Work request:
Every line that holds the word "time" needs to be copied from the data below.

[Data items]
---------------

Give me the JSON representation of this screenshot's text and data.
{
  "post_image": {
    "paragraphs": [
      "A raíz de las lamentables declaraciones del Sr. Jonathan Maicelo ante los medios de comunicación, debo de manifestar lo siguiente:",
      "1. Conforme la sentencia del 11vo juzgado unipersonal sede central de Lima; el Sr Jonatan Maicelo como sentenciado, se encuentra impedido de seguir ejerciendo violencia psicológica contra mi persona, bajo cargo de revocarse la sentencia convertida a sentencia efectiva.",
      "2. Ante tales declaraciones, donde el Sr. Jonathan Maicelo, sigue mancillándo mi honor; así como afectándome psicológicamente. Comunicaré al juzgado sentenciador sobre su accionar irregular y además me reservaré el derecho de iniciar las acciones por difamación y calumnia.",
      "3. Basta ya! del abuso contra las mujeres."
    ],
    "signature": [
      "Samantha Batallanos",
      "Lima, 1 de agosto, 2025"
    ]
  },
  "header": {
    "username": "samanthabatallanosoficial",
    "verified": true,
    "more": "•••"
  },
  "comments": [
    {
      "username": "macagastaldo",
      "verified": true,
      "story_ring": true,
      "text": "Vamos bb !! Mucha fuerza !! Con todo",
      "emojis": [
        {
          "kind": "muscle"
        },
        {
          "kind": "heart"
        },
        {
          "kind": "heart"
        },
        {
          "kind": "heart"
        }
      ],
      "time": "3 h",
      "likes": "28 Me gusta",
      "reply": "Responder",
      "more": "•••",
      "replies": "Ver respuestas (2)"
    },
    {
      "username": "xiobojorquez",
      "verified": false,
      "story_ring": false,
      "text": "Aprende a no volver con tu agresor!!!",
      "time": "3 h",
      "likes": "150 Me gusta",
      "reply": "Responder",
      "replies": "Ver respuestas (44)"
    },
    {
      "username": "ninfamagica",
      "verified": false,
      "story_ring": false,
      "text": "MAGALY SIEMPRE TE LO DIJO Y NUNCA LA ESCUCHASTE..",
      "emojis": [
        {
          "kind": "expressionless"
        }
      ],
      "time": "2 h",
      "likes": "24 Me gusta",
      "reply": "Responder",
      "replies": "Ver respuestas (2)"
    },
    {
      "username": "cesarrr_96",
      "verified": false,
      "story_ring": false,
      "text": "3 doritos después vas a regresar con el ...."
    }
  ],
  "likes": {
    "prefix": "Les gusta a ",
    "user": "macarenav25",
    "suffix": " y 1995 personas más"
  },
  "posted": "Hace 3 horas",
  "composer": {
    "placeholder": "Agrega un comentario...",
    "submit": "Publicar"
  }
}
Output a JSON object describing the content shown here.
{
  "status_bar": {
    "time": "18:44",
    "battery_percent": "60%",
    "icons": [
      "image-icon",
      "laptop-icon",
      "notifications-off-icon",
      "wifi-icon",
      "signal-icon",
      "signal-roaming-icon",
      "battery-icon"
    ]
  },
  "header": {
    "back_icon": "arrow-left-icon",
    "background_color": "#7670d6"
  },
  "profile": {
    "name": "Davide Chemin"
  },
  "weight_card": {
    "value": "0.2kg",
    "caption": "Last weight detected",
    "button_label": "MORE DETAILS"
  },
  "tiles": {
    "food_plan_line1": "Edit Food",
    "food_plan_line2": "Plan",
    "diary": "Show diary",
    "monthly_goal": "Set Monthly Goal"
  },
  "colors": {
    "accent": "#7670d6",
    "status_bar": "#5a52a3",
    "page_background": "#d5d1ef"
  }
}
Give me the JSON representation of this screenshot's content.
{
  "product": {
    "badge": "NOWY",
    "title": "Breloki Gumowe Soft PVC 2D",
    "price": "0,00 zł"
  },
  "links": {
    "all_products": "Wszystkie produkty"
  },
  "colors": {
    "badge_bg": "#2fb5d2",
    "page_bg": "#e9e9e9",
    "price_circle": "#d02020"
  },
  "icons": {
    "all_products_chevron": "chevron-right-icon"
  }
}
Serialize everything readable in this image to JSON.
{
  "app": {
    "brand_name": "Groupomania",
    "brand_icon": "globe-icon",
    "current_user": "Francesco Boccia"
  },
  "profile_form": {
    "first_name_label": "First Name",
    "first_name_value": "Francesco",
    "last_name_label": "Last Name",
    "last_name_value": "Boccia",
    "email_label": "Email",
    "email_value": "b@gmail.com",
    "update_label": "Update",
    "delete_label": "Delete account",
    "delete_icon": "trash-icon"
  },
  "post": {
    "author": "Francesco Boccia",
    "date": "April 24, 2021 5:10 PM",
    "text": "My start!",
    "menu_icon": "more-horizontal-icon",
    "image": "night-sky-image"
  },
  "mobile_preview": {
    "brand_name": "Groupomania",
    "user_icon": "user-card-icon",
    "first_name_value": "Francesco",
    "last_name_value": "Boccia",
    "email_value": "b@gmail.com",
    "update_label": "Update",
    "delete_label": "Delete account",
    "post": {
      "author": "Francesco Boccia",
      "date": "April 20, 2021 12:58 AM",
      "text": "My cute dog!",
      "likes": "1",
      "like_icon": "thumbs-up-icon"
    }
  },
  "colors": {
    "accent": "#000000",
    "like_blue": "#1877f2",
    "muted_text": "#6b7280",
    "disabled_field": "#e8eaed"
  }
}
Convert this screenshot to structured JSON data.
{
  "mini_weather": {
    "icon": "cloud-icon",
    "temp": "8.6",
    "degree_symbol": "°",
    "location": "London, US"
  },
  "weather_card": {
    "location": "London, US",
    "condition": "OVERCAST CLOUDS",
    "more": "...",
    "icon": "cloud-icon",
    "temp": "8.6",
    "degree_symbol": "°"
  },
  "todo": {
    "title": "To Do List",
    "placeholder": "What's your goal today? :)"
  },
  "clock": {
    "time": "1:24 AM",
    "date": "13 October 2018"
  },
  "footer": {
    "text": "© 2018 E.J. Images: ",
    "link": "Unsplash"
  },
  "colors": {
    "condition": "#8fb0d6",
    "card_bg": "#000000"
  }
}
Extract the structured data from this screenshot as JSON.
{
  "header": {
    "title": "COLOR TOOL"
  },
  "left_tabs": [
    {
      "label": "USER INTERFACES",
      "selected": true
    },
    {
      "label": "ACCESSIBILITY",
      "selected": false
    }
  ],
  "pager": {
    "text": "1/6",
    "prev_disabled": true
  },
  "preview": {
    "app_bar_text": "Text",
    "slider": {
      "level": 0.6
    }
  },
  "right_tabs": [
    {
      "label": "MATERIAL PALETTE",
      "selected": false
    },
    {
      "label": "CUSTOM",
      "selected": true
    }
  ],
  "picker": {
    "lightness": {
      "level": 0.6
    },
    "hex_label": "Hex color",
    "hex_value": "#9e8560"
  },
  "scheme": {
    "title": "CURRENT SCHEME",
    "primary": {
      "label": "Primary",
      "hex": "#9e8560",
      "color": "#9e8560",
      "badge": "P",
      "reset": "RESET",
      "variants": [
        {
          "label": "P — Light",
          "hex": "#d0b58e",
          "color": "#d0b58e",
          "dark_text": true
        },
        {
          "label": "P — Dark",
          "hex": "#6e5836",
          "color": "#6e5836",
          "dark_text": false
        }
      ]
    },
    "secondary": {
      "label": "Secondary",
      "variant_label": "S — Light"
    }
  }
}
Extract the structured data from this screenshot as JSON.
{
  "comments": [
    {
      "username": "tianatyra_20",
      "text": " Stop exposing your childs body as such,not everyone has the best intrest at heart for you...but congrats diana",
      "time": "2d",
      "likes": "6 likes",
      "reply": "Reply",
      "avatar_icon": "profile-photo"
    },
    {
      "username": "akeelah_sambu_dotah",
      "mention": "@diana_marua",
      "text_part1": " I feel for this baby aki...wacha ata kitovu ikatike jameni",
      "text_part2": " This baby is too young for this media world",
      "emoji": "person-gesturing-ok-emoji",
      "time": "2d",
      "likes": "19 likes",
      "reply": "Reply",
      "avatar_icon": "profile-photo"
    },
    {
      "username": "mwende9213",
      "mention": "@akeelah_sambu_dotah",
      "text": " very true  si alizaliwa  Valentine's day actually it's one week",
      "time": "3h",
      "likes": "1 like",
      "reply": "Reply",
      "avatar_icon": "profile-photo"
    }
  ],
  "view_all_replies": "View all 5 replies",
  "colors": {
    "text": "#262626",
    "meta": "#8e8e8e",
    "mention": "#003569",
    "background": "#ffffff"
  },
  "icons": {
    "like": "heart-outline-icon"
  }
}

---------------

Exercise result:
      "time": "3 h",
      "time": "3 h",
      "time": "2 h",
    "time": "18:44",
    "time": "1:24 AM",
      "time": "2d",
      "time": "2d",
      "time": "3h",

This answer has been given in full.